[Data excerpts]
----------------------------------------
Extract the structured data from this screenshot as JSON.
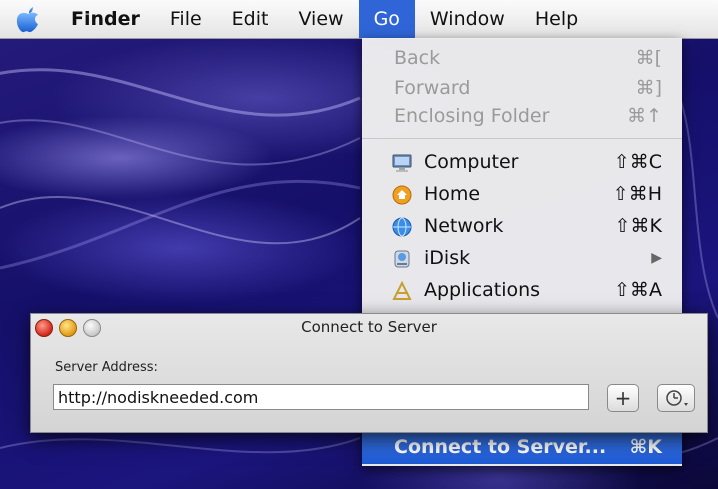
{
  "menubar": {
    "apple_icon": "apple-logo-icon",
    "items": [
      "Finder",
      "File",
      "Edit",
      "View",
      "Go",
      "Window",
      "Help"
    ],
    "active": "Go"
  },
  "go_menu": {
    "items": [
      {
        "label": "Back",
        "shortcut": "⌘[",
        "enabled": false
      },
      {
        "label": "Forward",
        "shortcut": "⌘]",
        "enabled": false
      },
      {
        "label": "Enclosing Folder",
        "shortcut": "⌘↑",
        "enabled": false
      },
      {
        "label": "Computer",
        "shortcut": "⇧⌘C",
        "icon": "computer-icon",
        "enabled": true
      },
      {
        "label": "Home",
        "shortcut": "⇧⌘H",
        "icon": "home-icon",
        "enabled": true
      },
      {
        "label": "Network",
        "shortcut": "⇧⌘K",
        "icon": "network-globe-icon",
        "enabled": true
      },
      {
        "label": "iDisk",
        "shortcut": "▶",
        "icon": "idisk-icon",
        "enabled": true
      },
      {
        "label": "Applications",
        "shortcut": "⇧⌘A",
        "icon": "applications-icon",
        "enabled": true
      },
      {
        "label": "Connect to Server...",
        "shortcut": "⌘K",
        "selected": true
      }
    ]
  },
  "dialog": {
    "title": "Connect to Server",
    "server_address_label": "Server Address:",
    "server_address_value": "http://nodiskneeded.com",
    "add_button": "+",
    "recent_icon": "clock-dropdown-icon"
  }
}
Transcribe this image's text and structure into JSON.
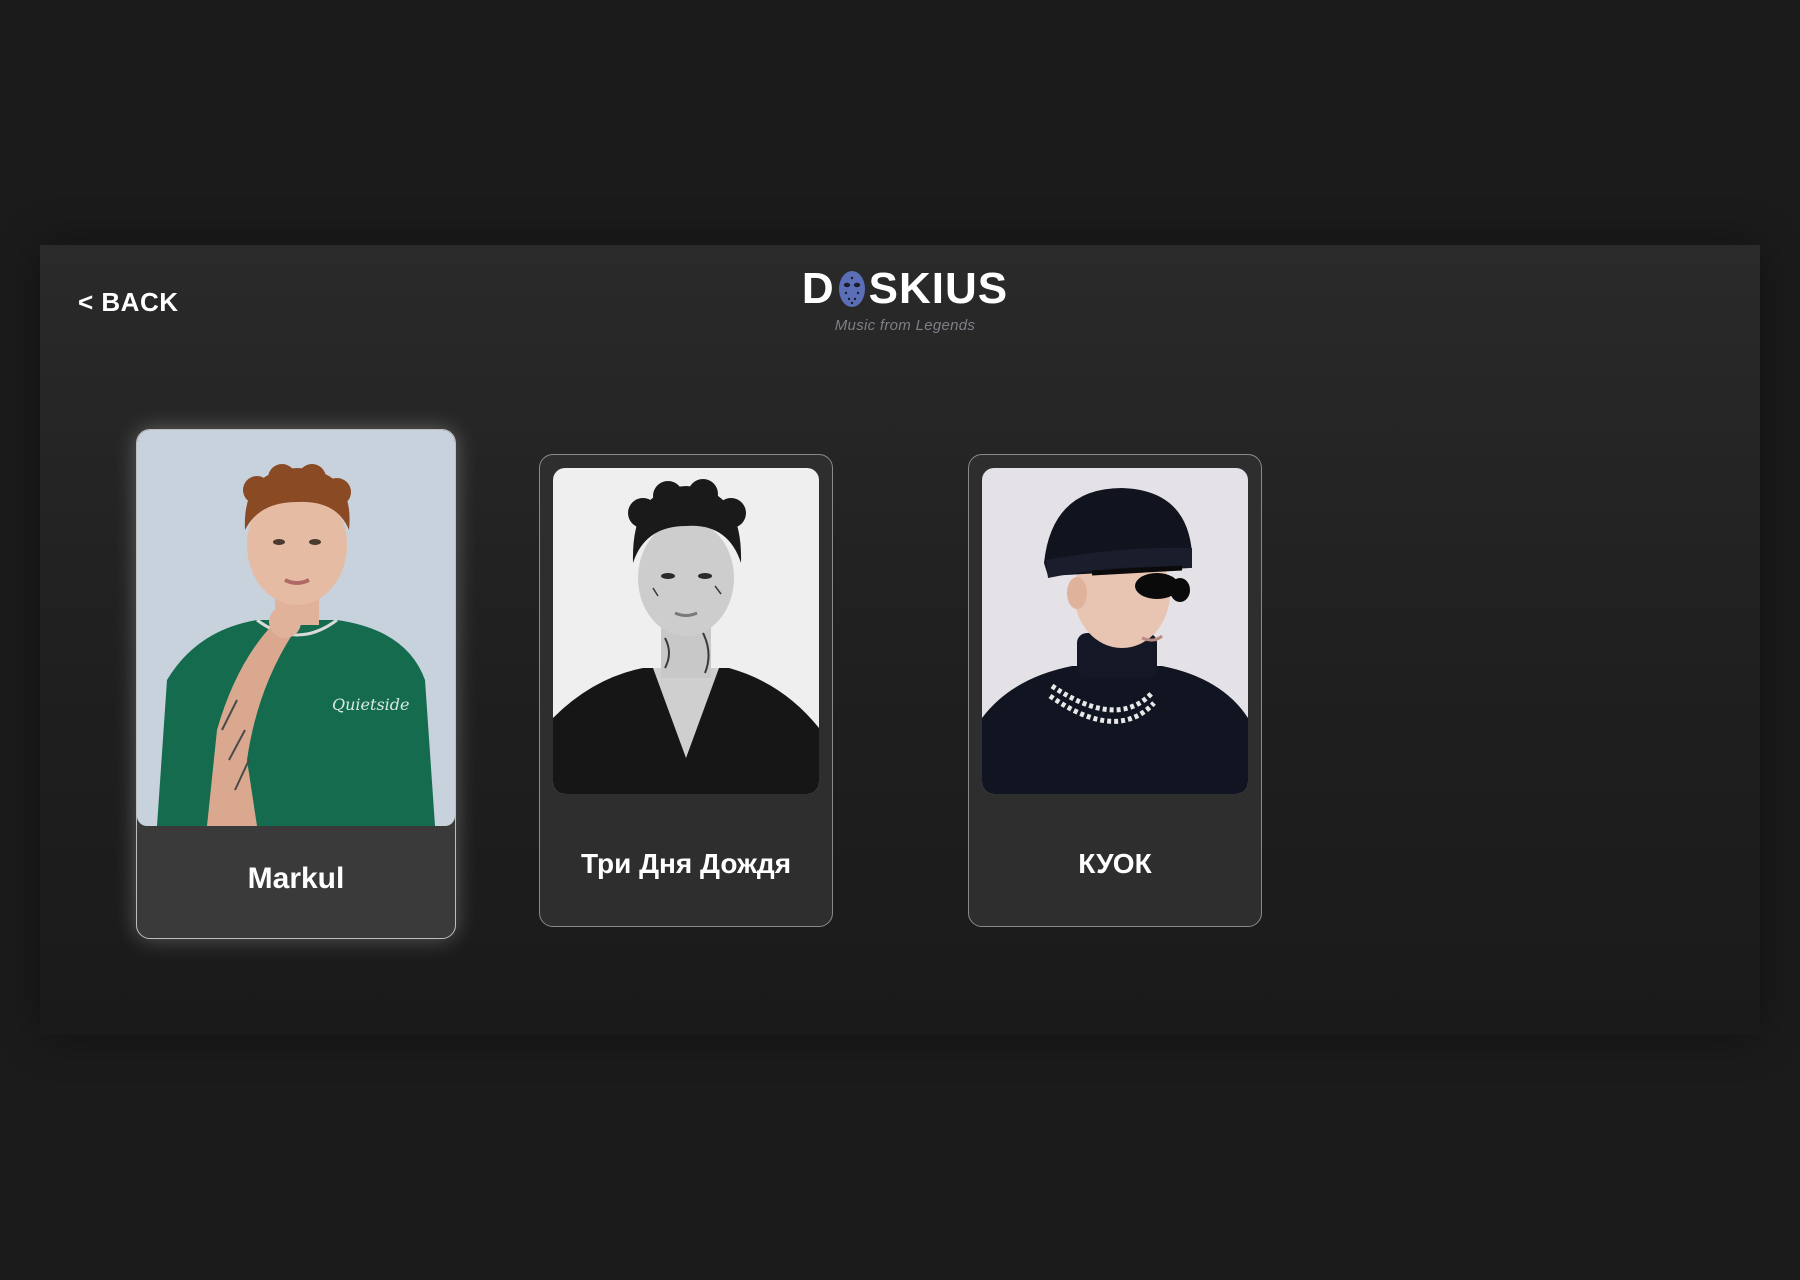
{
  "nav": {
    "back_label": "< BACK"
  },
  "brand": {
    "logo_left": "D",
    "logo_right": "SKIUS",
    "tagline": "Music from Legends",
    "mask_icon": "hockey-mask-icon"
  },
  "artists": [
    {
      "name": "Markul",
      "selected": true,
      "photo_icon": "artist-portrait"
    },
    {
      "name": "Три Дня Дождя",
      "selected": false,
      "photo_icon": "artist-portrait"
    },
    {
      "name": "КУОК",
      "selected": false,
      "photo_icon": "artist-portrait"
    }
  ],
  "colors": {
    "page_bg": "#1b1b1b",
    "card_border": "#8a8a8a",
    "mask_blue": "#5b6fb8",
    "markul_shirt": "#146b4e",
    "photo_bg_1": "#c8d2dc",
    "photo_bg_2": "#efefef",
    "photo_bg_3": "#e4e2e6"
  }
}
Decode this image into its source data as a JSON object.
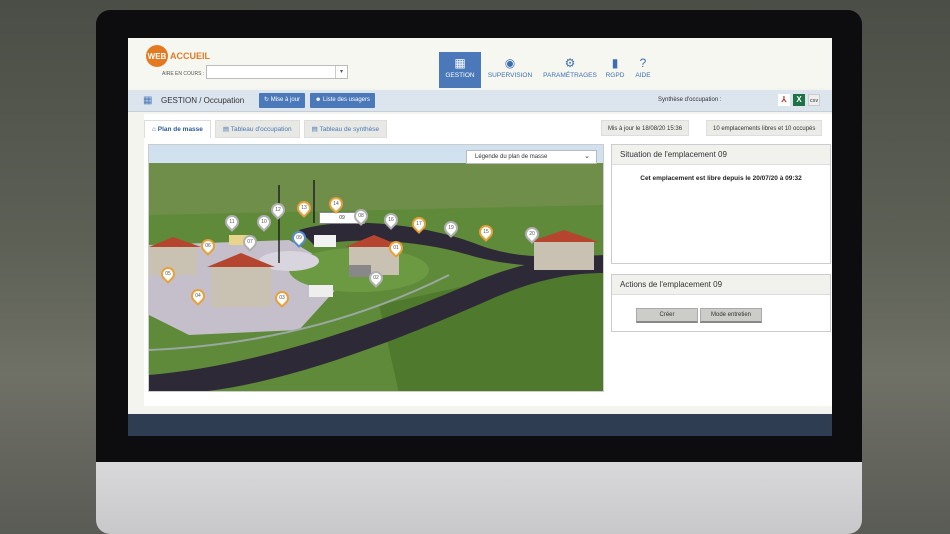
{
  "app": {
    "logo_web": "WEB",
    "logo_accueil": "ACCUEIL",
    "aire_label": "AIRE EN COURS :",
    "aire_value": ""
  },
  "nav": [
    {
      "label": "GESTION",
      "icon": "grid-icon"
    },
    {
      "label": "SUPERVISION",
      "icon": "eye-icon"
    },
    {
      "label": "PARAMÉTRAGES",
      "icon": "gear-icon"
    },
    {
      "label": "RGPD",
      "icon": "document-icon"
    },
    {
      "label": "AIDE",
      "icon": "help-icon"
    }
  ],
  "subbar": {
    "breadcrumb": "GESTION / Occupation",
    "refresh_button": "Mise à jour",
    "users_button": "Liste des usagers",
    "synthese_label": "Synthèse d'occupation :"
  },
  "tabs": [
    {
      "label": "Plan de masse"
    },
    {
      "label": "Tableau d'occupation"
    },
    {
      "label": "Tableau de synthèse"
    }
  ],
  "status": {
    "updated": "Mis à jour le 18/08/20 15:36",
    "counts": "10 emplacements libres et 10 occupés"
  },
  "map": {
    "legend_select": "Légende du plan de masse",
    "bubble": "09",
    "pins": [
      "11",
      "10",
      "12",
      "13",
      "14",
      "07",
      "09",
      "08",
      "16",
      "17",
      "15",
      "19",
      "20",
      "06",
      "05",
      "04",
      "03",
      "02",
      "01"
    ]
  },
  "situation": {
    "title": "Situation de l'emplacement 09",
    "message": "Cet emplacement est libre depuis le 20/07/20 à 09:32"
  },
  "actions": {
    "title": "Actions de l'emplacement 09",
    "create_button": "Créer",
    "maintenance_button": "Mode entretien"
  },
  "colors": {
    "accent": "#4a78b8",
    "brand": "#e37a22",
    "footer": "#2f3d52"
  }
}
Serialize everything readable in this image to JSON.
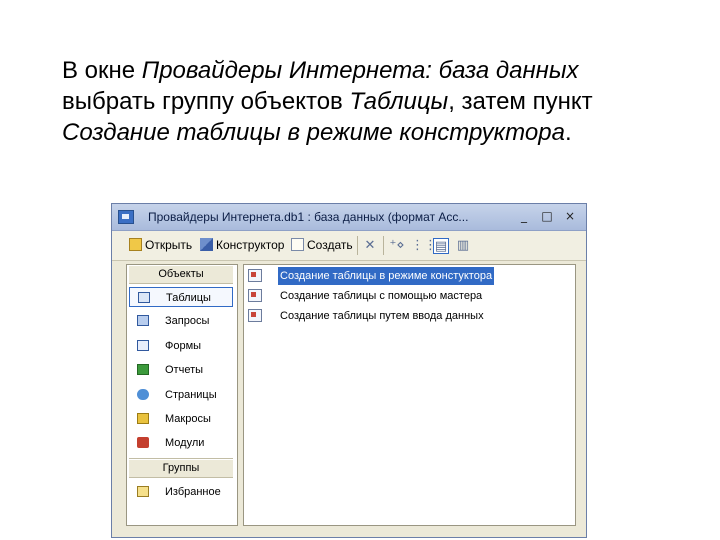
{
  "instruction": {
    "p1": "В окне ",
    "p2": "Провайдеры Интернета: база данных",
    "p3": " выбрать группу объектов ",
    "p4": "Таблицы",
    "p5": ", затем пункт ",
    "p6": "Создание таблицы в режиме конструктора",
    "p7": "."
  },
  "window": {
    "title": "Провайдеры Интернета.db1 : база данных (формат Acc...",
    "min_glyph": "_",
    "max_glyph": "□",
    "close_glyph": "×"
  },
  "toolbar": {
    "open_label": "Открыть",
    "design_label": "Конструктор",
    "create_label": "Создать",
    "delete_glyph": "✕",
    "view_large_glyph": "⁺⋄",
    "view_small_glyph": "⋮⋮",
    "view_list_glyph": "▤",
    "view_details_glyph": "▥"
  },
  "sidebar": {
    "objects_header": "Объекты",
    "groups_header": "Группы",
    "items": [
      {
        "label": "Таблицы",
        "icon": "table-icon",
        "selected": true
      },
      {
        "label": "Запросы",
        "icon": "query-icon"
      },
      {
        "label": "Формы",
        "icon": "form-icon"
      },
      {
        "label": "Отчеты",
        "icon": "report-icon"
      },
      {
        "label": "Страницы",
        "icon": "page-icon"
      },
      {
        "label": "Макросы",
        "icon": "macro-icon"
      },
      {
        "label": "Модули",
        "icon": "module-icon"
      }
    ],
    "group_items": [
      {
        "label": "Избранное",
        "icon": "favorites-icon"
      }
    ]
  },
  "main": {
    "items": [
      {
        "label": "Создание таблицы в режиме констуктора",
        "icon": "design-table-icon",
        "selected": true
      },
      {
        "label": "Создание таблицы с помощью мастера",
        "icon": "wizard-table-icon"
      },
      {
        "label": "Создание таблицы путем ввода данных",
        "icon": "datasheet-table-icon"
      }
    ]
  },
  "colors": {
    "selection": "#316ac5",
    "window_bg": "#ece9d8",
    "titlebar": "#a9bbdc"
  }
}
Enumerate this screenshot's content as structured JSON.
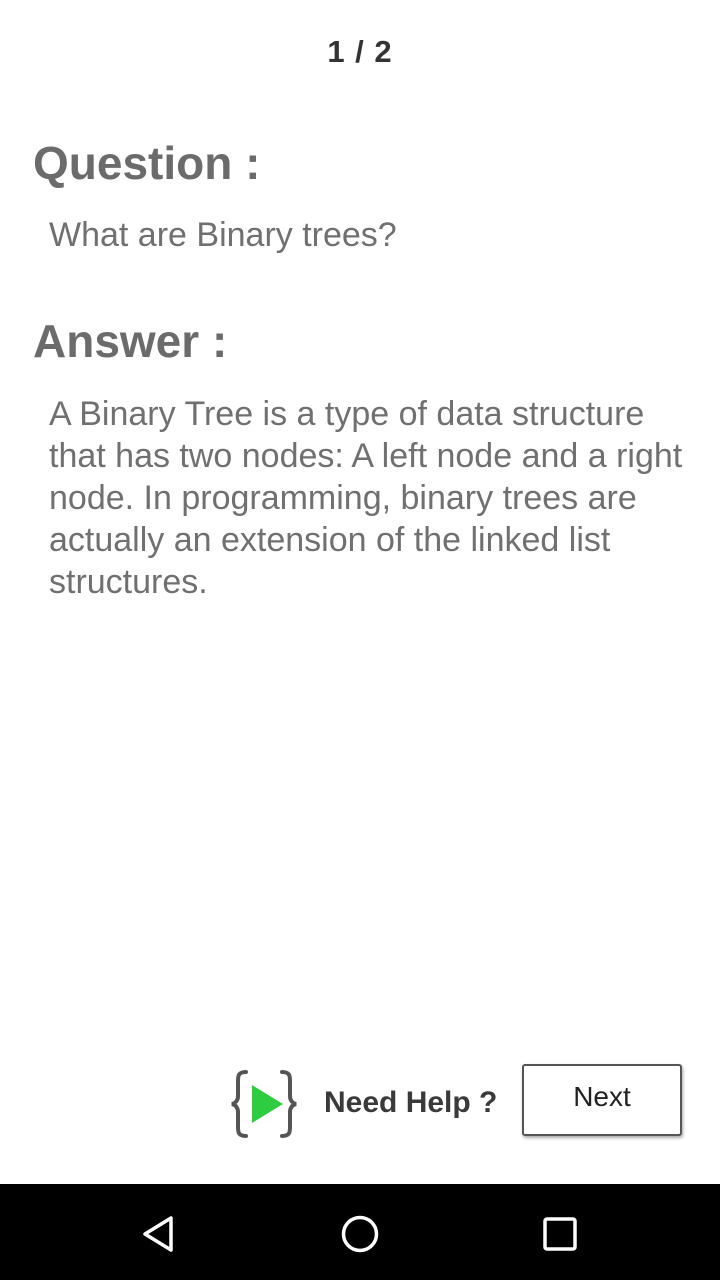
{
  "progress": "1 / 2",
  "question": {
    "heading": "Question :",
    "text": "What are Binary trees?"
  },
  "answer": {
    "heading": "Answer :",
    "text": "A Binary Tree is a type of data structure that has two nodes: A left node and a right node. In programming, binary trees are actually an extension of the linked list structures."
  },
  "footer": {
    "help_label": "Need Help ?",
    "help_icon": "code-braces-play-icon",
    "next_label": "Next"
  },
  "system_nav": {
    "back_icon": "back-triangle-icon",
    "home_icon": "home-circle-icon",
    "recents_icon": "recents-square-icon"
  },
  "colors": {
    "heading": "#6b6b6b",
    "body": "#707070",
    "play_green": "#2ecc40",
    "navbar": "#000000"
  }
}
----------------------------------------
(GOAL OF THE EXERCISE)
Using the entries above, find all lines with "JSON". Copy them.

(TASK SOLUTION)
Extract the structured data from this screenshot as JSON.
Transcribe this image's text and structure into JSON.
Decode this image into its source data as a JSON object.
Serialize everything readable in this image to JSON.
Enumerate this screenshot's content as structured JSON.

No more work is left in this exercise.